▼▼▼

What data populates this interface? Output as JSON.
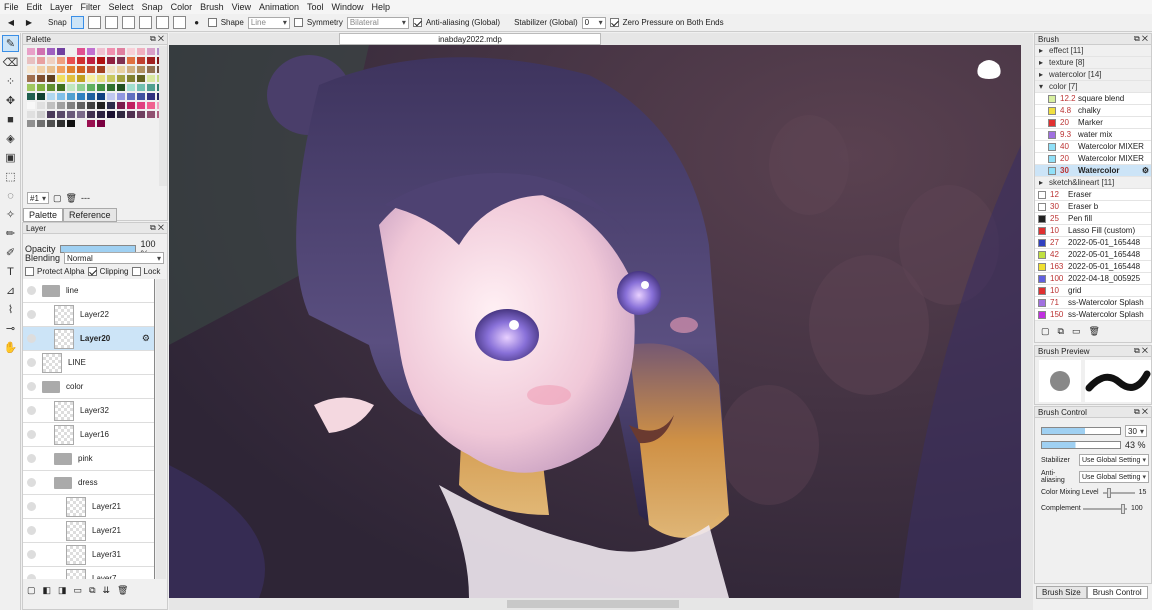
{
  "menu": [
    "File",
    "Edit",
    "Layer",
    "Filter",
    "Select",
    "Snap",
    "Color",
    "Brush",
    "View",
    "Animation",
    "Tool",
    "Window",
    "Help"
  ],
  "toolopts": {
    "snap_label": "Snap",
    "shape_label": "Shape",
    "shape_value": "Line",
    "symmetry_label": "Symmetry",
    "symmetry_value": "Bilateral",
    "antialias_label": "Anti-aliasing (Global)",
    "stabilizer_label": "Stabilizer (Global)",
    "stabilizer_value": "0",
    "zero_pressure_label": "Zero Pressure on Both Ends"
  },
  "palette": {
    "title": "Palette",
    "set_value": "#1",
    "more_label": "---",
    "tabs": [
      "Palette",
      "Reference"
    ],
    "swatches": [
      "#e8a0c8",
      "#d070b0",
      "#a060c0",
      "#7040a0",
      "#f0f0f0",
      "#e05090",
      "#c070d0",
      "#f0c0d0",
      "#f090b0",
      "#e080a0",
      "#f8d0d8",
      "#f0b0c0",
      "#d8a0c8",
      "#b090c8",
      "#e8c0c0",
      "#e8a0a0",
      "#f0d0c0",
      "#f0a080",
      "#e85050",
      "#d03030",
      "#c02040",
      "#b01010",
      "#902040",
      "#803050",
      "#e07040",
      "#c04030",
      "#a02020",
      "#801010",
      "#f8e8d0",
      "#f0d0a8",
      "#e8c090",
      "#f0a060",
      "#e08030",
      "#d06020",
      "#c05030",
      "#a04020",
      "#f0e0c0",
      "#e8d0a0",
      "#d0b080",
      "#b09060",
      "#907050",
      "#705040",
      "#a07050",
      "#805030",
      "#604020",
      "#f0e060",
      "#e0c040",
      "#c0a020",
      "#f8f0a0",
      "#e8e080",
      "#c8c860",
      "#a0a040",
      "#808030",
      "#606020",
      "#d8e8a0",
      "#c0d880",
      "#a0c860",
      "#80b040",
      "#609030",
      "#407020",
      "#c0e8c0",
      "#90d090",
      "#60b060",
      "#409040",
      "#307030",
      "#205020",
      "#a0e0d0",
      "#70c0b0",
      "#50a090",
      "#308070",
      "#206050",
      "#104030",
      "#b0d8f0",
      "#80c0e8",
      "#50a0d0",
      "#3080c0",
      "#2060a0",
      "#104080",
      "#c0c8f0",
      "#9098e0",
      "#6070c0",
      "#4050a0",
      "#303080",
      "#202060",
      "#f8f8f8",
      "#e0e0e0",
      "#c0c0c0",
      "#a0a0a0",
      "#808080",
      "#606060",
      "#404040",
      "#202020",
      "#2c2c4a",
      "#7c1c4c",
      "#c02060",
      "#e04080",
      "#f06090",
      "#f0a0c0",
      "#e0e0e0",
      "#d0d0d0",
      "#4a3a5a",
      "#5a4a6a",
      "#6a5a7a",
      "#7a6a8a",
      "#403050",
      "#2a2040",
      "#1a1030",
      "#302840",
      "#503050",
      "#704060",
      "#905070",
      "#b06080",
      "#909090",
      "#707070",
      "#505050",
      "#303030",
      "#101010",
      "#f0f0f0",
      "#9a1050",
      "#7a0040",
      "#f0f0f0",
      "#f0f0f0",
      "#f0f0f0",
      "#f0f0f0",
      "#f0f0f0",
      "#f0f0f0"
    ]
  },
  "layer": {
    "title": "Layer",
    "opacity_label": "Opacity",
    "opacity_value": "100 %",
    "opacity_level": 1.0,
    "blending_label": "Blending",
    "blending_value": "Normal",
    "protect_alpha": "Protect Alpha",
    "clipping": "Clipping",
    "lock": "Lock",
    "rows": [
      {
        "name": "line",
        "type": "folder",
        "indent": 0
      },
      {
        "name": "Layer22",
        "type": "layer",
        "indent": 1
      },
      {
        "name": "Layer20",
        "type": "layer",
        "indent": 1,
        "selected": true
      },
      {
        "name": "LINE",
        "type": "layer",
        "indent": 0
      },
      {
        "name": "color",
        "type": "folder",
        "indent": 0
      },
      {
        "name": "Layer32",
        "type": "layer",
        "indent": 1
      },
      {
        "name": "Layer16",
        "type": "layer",
        "indent": 1
      },
      {
        "name": "pink",
        "type": "folder",
        "indent": 1
      },
      {
        "name": "dress",
        "type": "folder",
        "indent": 1
      },
      {
        "name": "Layer21",
        "type": "layer",
        "indent": 2
      },
      {
        "name": "Layer21",
        "type": "layer",
        "indent": 2
      },
      {
        "name": "Layer31",
        "type": "layer",
        "indent": 2
      },
      {
        "name": "Layer7",
        "type": "layer",
        "indent": 2
      }
    ]
  },
  "canvas": {
    "tab": "inabday2022.mdp"
  },
  "brush": {
    "title": "Brush",
    "items": [
      {
        "type": "group",
        "label": "effect [11]",
        "open": false
      },
      {
        "type": "group",
        "label": "texture [8]",
        "open": false
      },
      {
        "type": "group",
        "label": "watercolor [14]",
        "open": false
      },
      {
        "type": "group",
        "label": "color [7]",
        "open": true
      },
      {
        "type": "brush",
        "size": "12.2",
        "name": "square blend",
        "color": "#d8f0a0",
        "indent": true
      },
      {
        "type": "brush",
        "size": "4.8",
        "name": "chalky",
        "color": "#f0e040",
        "indent": true
      },
      {
        "type": "brush",
        "size": "20",
        "name": "Marker",
        "color": "#e03030",
        "indent": true
      },
      {
        "type": "brush",
        "size": "9.3",
        "name": "water mix",
        "color": "#a070e0",
        "indent": true
      },
      {
        "type": "brush",
        "size": "40",
        "name": "Watercolor MIXER",
        "color": "#90e0f8",
        "indent": true
      },
      {
        "type": "brush",
        "size": "20",
        "name": "Watercolor MIXER",
        "color": "#90e0f8",
        "indent": true
      },
      {
        "type": "brush",
        "size": "30",
        "name": "Watercolor",
        "color": "#90e0f8",
        "indent": true,
        "selected": true
      },
      {
        "type": "group",
        "label": "sketch&lineart [11]",
        "open": false
      },
      {
        "type": "brush",
        "size": "12",
        "name": "Eraser",
        "color": "#ffffff"
      },
      {
        "type": "brush",
        "size": "30",
        "name": "Eraser b",
        "color": "#ffffff"
      },
      {
        "type": "brush",
        "size": "25",
        "name": "Pen fill",
        "color": "#202020"
      },
      {
        "type": "brush",
        "size": "10",
        "name": "Lasso Fill (custom)",
        "color": "#e03030"
      },
      {
        "type": "brush",
        "size": "27",
        "name": "2022-05-01_165448",
        "color": "#3040c0"
      },
      {
        "type": "brush",
        "size": "42",
        "name": "2022-05-01_165448",
        "color": "#c0e040"
      },
      {
        "type": "brush",
        "size": "163",
        "name": "2022-05-01_165448",
        "color": "#f0e030"
      },
      {
        "type": "brush",
        "size": "100",
        "name": "2022-04-18_005925",
        "color": "#6060e0"
      },
      {
        "type": "brush",
        "size": "10",
        "name": "grid",
        "color": "#e03030"
      },
      {
        "type": "brush",
        "size": "71",
        "name": "ss-Watercolor Splash",
        "color": "#a070e0"
      },
      {
        "type": "brush",
        "size": "150",
        "name": "ss-Watercolor Splash",
        "color": "#c030e0"
      }
    ]
  },
  "brush_preview": {
    "title": "Brush Preview"
  },
  "brush_control": {
    "title": "Brush Control",
    "size_value": "30",
    "size_level": 0.55,
    "opacity_value": "43 %",
    "opacity_level": 0.43,
    "stabilizer_label": "Stabilizer",
    "stabilizer_value": "Use Global Setting",
    "antialias_label": "Anti-aliasing",
    "antialias_value": "Use Global Setting",
    "mixing_label": "Color Mixing Level",
    "mixing_value": "15",
    "complement_label": "Complement",
    "complement_value": "100"
  },
  "bottom_tabs": [
    "Brush Size",
    "Brush Control"
  ],
  "colors": {
    "accent": "#3a8ee6",
    "selection": "#cce4f7"
  }
}
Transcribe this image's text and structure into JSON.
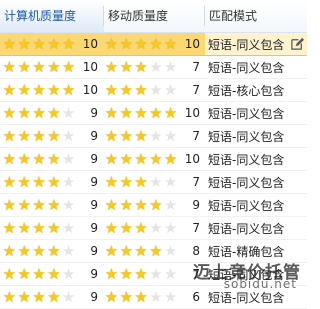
{
  "columns": {
    "pc_quality": "计算机质量度",
    "mobile_quality": "移动质量度",
    "match_mode": "匹配模式"
  },
  "rows": [
    {
      "pc_stars": 5,
      "pc_score": "10",
      "mobile_stars": 5,
      "mobile_score": "10",
      "match": "短语-同义包含",
      "selected": true
    },
    {
      "pc_stars": 5,
      "pc_score": "10",
      "mobile_stars": 3,
      "mobile_score": "7",
      "match": "短语-同义包含",
      "selected": false
    },
    {
      "pc_stars": 5,
      "pc_score": "10",
      "mobile_stars": 3,
      "mobile_score": "7",
      "match": "短语-核心包含",
      "selected": false
    },
    {
      "pc_stars": 4,
      "pc_score": "9",
      "mobile_stars": 5,
      "mobile_score": "10",
      "match": "短语-同义包含",
      "selected": false
    },
    {
      "pc_stars": 4,
      "pc_score": "9",
      "mobile_stars": 3,
      "mobile_score": "7",
      "match": "短语-同义包含",
      "selected": false
    },
    {
      "pc_stars": 4,
      "pc_score": "9",
      "mobile_stars": 5,
      "mobile_score": "10",
      "match": "短语-同义包含",
      "selected": false
    },
    {
      "pc_stars": 4,
      "pc_score": "9",
      "mobile_stars": 3,
      "mobile_score": "7",
      "match": "短语-同义包含",
      "selected": false
    },
    {
      "pc_stars": 4,
      "pc_score": "9",
      "mobile_stars": 4,
      "mobile_score": "9",
      "match": "短语-同义包含",
      "selected": false
    },
    {
      "pc_stars": 4,
      "pc_score": "9",
      "mobile_stars": 3,
      "mobile_score": "7",
      "match": "短语-同义包含",
      "selected": false
    },
    {
      "pc_stars": 4,
      "pc_score": "9",
      "mobile_stars": 4,
      "mobile_score": "8",
      "match": "短语-精确包含",
      "selected": false
    },
    {
      "pc_stars": 4,
      "pc_score": "9",
      "mobile_stars": 3,
      "mobile_score": "7",
      "match": "短语-同义包含",
      "selected": false
    },
    {
      "pc_stars": 4,
      "pc_score": "9",
      "mobile_stars": 3,
      "mobile_score": "6",
      "match": "短语-同义包含",
      "selected": false
    }
  ],
  "stars_max": 5,
  "icons": {
    "star_filled": "★",
    "star_empty": "★",
    "edit": "edit-pencil-icon"
  },
  "colors": {
    "selected_row": "#fbd873",
    "star_filled": "#f5c91f",
    "star_empty": "#e4e4e4",
    "header_sorted_text": "#1e5aa8"
  },
  "watermark": {
    "cn": "迈上竞价托管",
    "url": "sobidu.net"
  }
}
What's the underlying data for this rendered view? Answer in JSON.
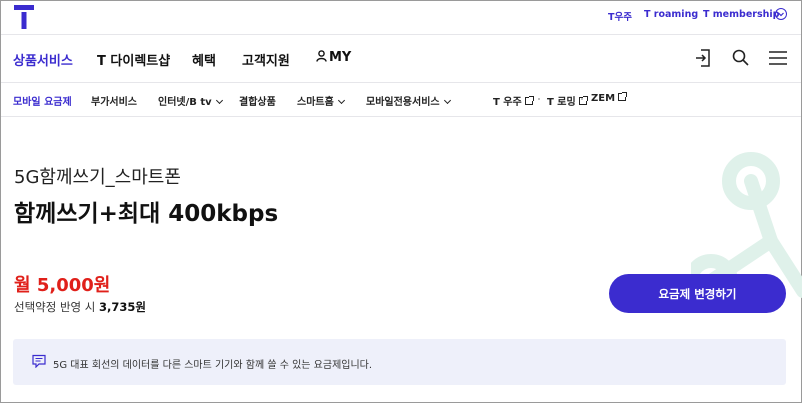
{
  "brand": {
    "logo_letter": "T",
    "accent": "#3b2ccf",
    "price_color": "#e0201a"
  },
  "utility_links": [
    "T우주",
    "T roaming",
    "T membership"
  ],
  "main_nav": {
    "items": [
      "상품서비스",
      "T 다이렉트샵",
      "혜택",
      "고객지원",
      "MY"
    ],
    "icons": [
      "login-icon",
      "search-icon",
      "menu-icon"
    ]
  },
  "sub_nav": {
    "items": [
      "모바일 요금제",
      "부가서비스",
      "인터넷/B tv",
      "결합상품",
      "스마트홈",
      "모바일전용서비스",
      "T 우주",
      "T 로밍",
      "ZEM"
    ]
  },
  "plan": {
    "category": "5G함께쓰기_스마트폰",
    "name": "함께쓰기+최대 400kbps",
    "price": "월 5,000원",
    "discount_label": "선택약정 반영 시",
    "discount_price": "3,735원",
    "change_button": "요금제 변경하기",
    "description": "5G 대표 회선의 데이터를 다른 스마트 기기와 함께 쓸 수 있는 요금제입니다."
  }
}
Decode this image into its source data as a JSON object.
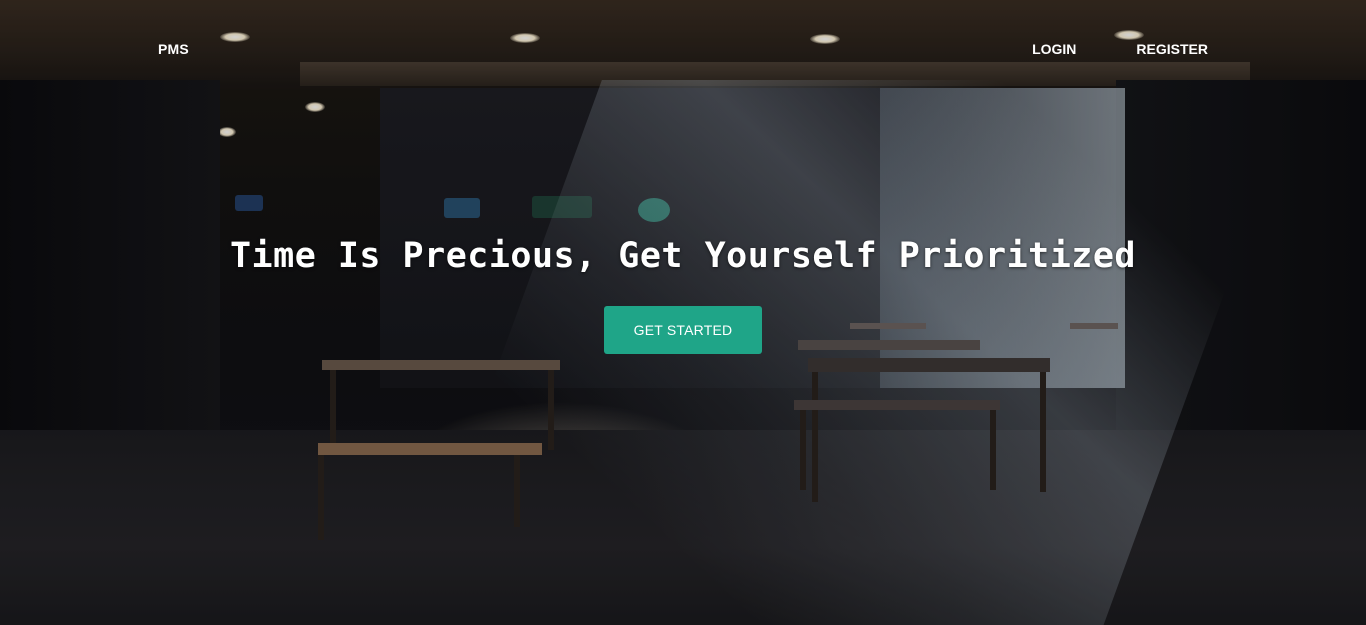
{
  "navbar": {
    "brand": "PMS",
    "links": [
      "LOGIN",
      "REGISTER"
    ]
  },
  "hero": {
    "headline": "Time Is Precious, Get Yourself Prioritized",
    "cta_label": "GET STARTED"
  },
  "colors": {
    "cta_background": "#1fa588",
    "text": "#ffffff"
  }
}
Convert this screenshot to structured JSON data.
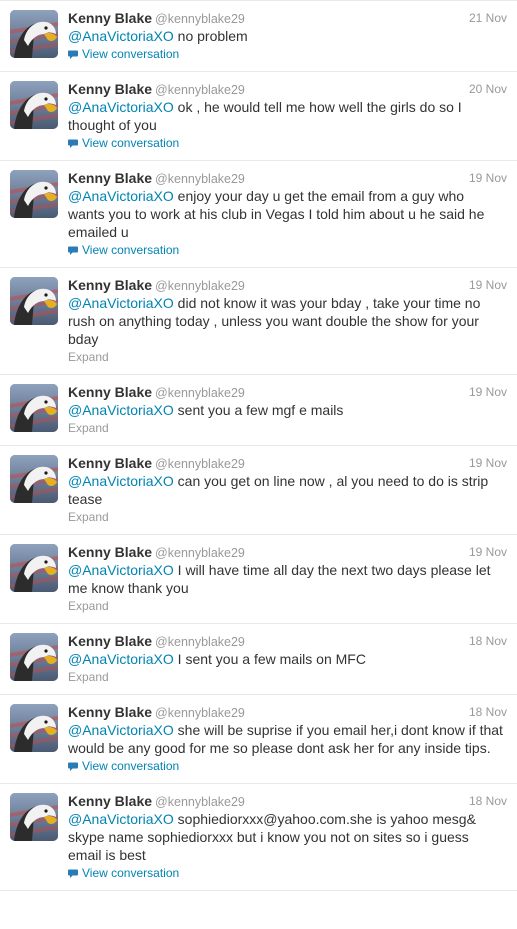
{
  "tweets": [
    {
      "name": "Kenny Blake",
      "handle": "@kennyblake29",
      "date": "21 Nov",
      "mention": "@AnaVictoriaXO",
      "text": " no problem",
      "action": "View conversation",
      "action_type": "conversation",
      "avatar_icon": "eagle-avatar-icon"
    },
    {
      "name": "Kenny Blake",
      "handle": "@kennyblake29",
      "date": "20 Nov",
      "mention": "@AnaVictoriaXO",
      "text": " ok , he would tell me how well the girls do so I thought of you",
      "action": "View conversation",
      "action_type": "conversation",
      "avatar_icon": "eagle-avatar-icon"
    },
    {
      "name": "Kenny Blake",
      "handle": "@kennyblake29",
      "date": "19 Nov",
      "mention": "@AnaVictoriaXO",
      "text": " enjoy your day u get the email from a guy who wants you to work at his club in Vegas I told him about u he said he emailed u",
      "action": "View conversation",
      "action_type": "conversation",
      "avatar_icon": "eagle-avatar-icon"
    },
    {
      "name": "Kenny Blake",
      "handle": "@kennyblake29",
      "date": "19 Nov",
      "mention": "@AnaVictoriaXO",
      "text": " did not know it was your bday , take your time no rush on anything today , unless you want double the show for your bday",
      "action": "Expand",
      "action_type": "expand",
      "avatar_icon": "eagle-avatar-icon"
    },
    {
      "name": "Kenny Blake",
      "handle": "@kennyblake29",
      "date": "19 Nov",
      "mention": "@AnaVictoriaXO",
      "text": " sent you a few mgf e mails",
      "action": "Expand",
      "action_type": "expand",
      "avatar_icon": "eagle-avatar-icon"
    },
    {
      "name": "Kenny Blake",
      "handle": "@kennyblake29",
      "date": "19 Nov",
      "mention": "@AnaVictoriaXO",
      "text": " can you get on line now , al you need to do is strip tease",
      "action": "Expand",
      "action_type": "expand",
      "avatar_icon": "eagle-avatar-icon"
    },
    {
      "name": "Kenny Blake",
      "handle": "@kennyblake29",
      "date": "19 Nov",
      "mention": "@AnaVictoriaXO",
      "text": " I will have time all day the next two days please let me know thank you",
      "action": "Expand",
      "action_type": "expand",
      "avatar_icon": "eagle-avatar-icon"
    },
    {
      "name": "Kenny Blake",
      "handle": "@kennyblake29",
      "date": "18 Nov",
      "mention": "@AnaVictoriaXO",
      "text": " I sent you a few mails on MFC",
      "action": "Expand",
      "action_type": "expand",
      "avatar_icon": "eagle-avatar-icon"
    },
    {
      "name": "Kenny Blake",
      "handle": "@kennyblake29",
      "date": "18 Nov",
      "mention": "@AnaVictoriaXO",
      "text": " she will be suprise if you email her,i dont know if that would be any good for me so please dont ask her for any inside tips.",
      "action": "View conversation",
      "action_type": "conversation",
      "avatar_icon": "eagle-avatar-icon"
    },
    {
      "name": "Kenny Blake",
      "handle": "@kennyblake29",
      "date": "18 Nov",
      "mention": "@AnaVictoriaXO",
      "text": " sophiediorxxx@yahoo.com.she is yahoo mesg& skype name sophiediorxxx but i know you not on sites so i guess email is best",
      "action": "View conversation",
      "action_type": "conversation",
      "avatar_icon": "eagle-avatar-icon"
    }
  ]
}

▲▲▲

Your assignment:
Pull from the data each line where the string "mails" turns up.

Result:
      "text": " sent you a few mgf e mails",
      "text": " I sent you a few mails on MFC",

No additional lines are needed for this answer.